RECORDS FOR THE EXERCISE:
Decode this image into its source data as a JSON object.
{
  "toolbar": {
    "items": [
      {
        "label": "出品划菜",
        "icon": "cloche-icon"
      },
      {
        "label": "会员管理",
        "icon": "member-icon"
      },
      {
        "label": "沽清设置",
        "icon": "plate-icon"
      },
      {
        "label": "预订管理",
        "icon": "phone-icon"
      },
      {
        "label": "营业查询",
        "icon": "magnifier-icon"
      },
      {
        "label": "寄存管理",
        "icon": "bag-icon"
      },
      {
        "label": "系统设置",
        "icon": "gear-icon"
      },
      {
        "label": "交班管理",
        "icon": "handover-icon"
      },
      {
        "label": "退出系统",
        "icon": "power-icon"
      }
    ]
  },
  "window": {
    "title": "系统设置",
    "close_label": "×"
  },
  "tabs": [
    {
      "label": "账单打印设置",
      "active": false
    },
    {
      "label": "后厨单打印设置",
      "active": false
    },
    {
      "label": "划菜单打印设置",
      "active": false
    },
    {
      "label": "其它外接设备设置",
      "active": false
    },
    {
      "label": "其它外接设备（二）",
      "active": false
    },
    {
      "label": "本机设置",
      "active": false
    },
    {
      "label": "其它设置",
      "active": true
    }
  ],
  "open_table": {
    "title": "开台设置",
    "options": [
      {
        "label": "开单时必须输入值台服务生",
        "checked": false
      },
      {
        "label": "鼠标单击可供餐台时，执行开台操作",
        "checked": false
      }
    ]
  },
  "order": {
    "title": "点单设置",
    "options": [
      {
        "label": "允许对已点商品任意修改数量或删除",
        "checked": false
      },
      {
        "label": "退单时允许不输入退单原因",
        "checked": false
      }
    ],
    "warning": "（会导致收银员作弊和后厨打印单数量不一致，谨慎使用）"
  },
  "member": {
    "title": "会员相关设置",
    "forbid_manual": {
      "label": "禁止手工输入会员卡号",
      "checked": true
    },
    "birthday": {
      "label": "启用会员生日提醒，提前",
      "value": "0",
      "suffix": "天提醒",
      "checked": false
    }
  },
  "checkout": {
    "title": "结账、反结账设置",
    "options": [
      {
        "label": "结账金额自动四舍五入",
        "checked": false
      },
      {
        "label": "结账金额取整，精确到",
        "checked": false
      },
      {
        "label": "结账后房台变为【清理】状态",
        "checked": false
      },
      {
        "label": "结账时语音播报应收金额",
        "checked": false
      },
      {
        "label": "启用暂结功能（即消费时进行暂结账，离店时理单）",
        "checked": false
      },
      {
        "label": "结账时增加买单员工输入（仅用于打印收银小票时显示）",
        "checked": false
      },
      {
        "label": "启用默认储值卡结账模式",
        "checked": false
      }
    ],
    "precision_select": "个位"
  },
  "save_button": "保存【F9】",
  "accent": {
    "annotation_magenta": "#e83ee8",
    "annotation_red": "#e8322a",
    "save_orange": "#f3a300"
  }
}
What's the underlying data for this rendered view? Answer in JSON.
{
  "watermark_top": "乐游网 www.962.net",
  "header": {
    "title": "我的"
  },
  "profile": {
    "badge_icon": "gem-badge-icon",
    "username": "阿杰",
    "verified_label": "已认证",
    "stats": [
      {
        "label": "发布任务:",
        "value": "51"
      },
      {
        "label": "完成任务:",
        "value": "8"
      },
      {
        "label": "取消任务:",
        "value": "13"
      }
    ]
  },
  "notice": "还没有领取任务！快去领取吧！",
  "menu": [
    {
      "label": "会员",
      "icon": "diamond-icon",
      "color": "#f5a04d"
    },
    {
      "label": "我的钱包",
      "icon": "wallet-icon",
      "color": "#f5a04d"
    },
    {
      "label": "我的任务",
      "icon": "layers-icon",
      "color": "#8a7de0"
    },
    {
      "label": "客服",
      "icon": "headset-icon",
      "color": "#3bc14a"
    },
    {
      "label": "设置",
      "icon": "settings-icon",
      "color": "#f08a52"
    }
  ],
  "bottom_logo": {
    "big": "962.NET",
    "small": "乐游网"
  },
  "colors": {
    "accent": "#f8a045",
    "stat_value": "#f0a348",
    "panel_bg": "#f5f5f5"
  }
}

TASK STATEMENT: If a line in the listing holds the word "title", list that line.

OUTPUT FOR THIS EXERCISE:
    "title": "系统设置",
    "title": "开台设置",
    "title": "点单设置",
    "title": "会员相关设置",
    "title": "结账、反结账设置",
    "title": "我的"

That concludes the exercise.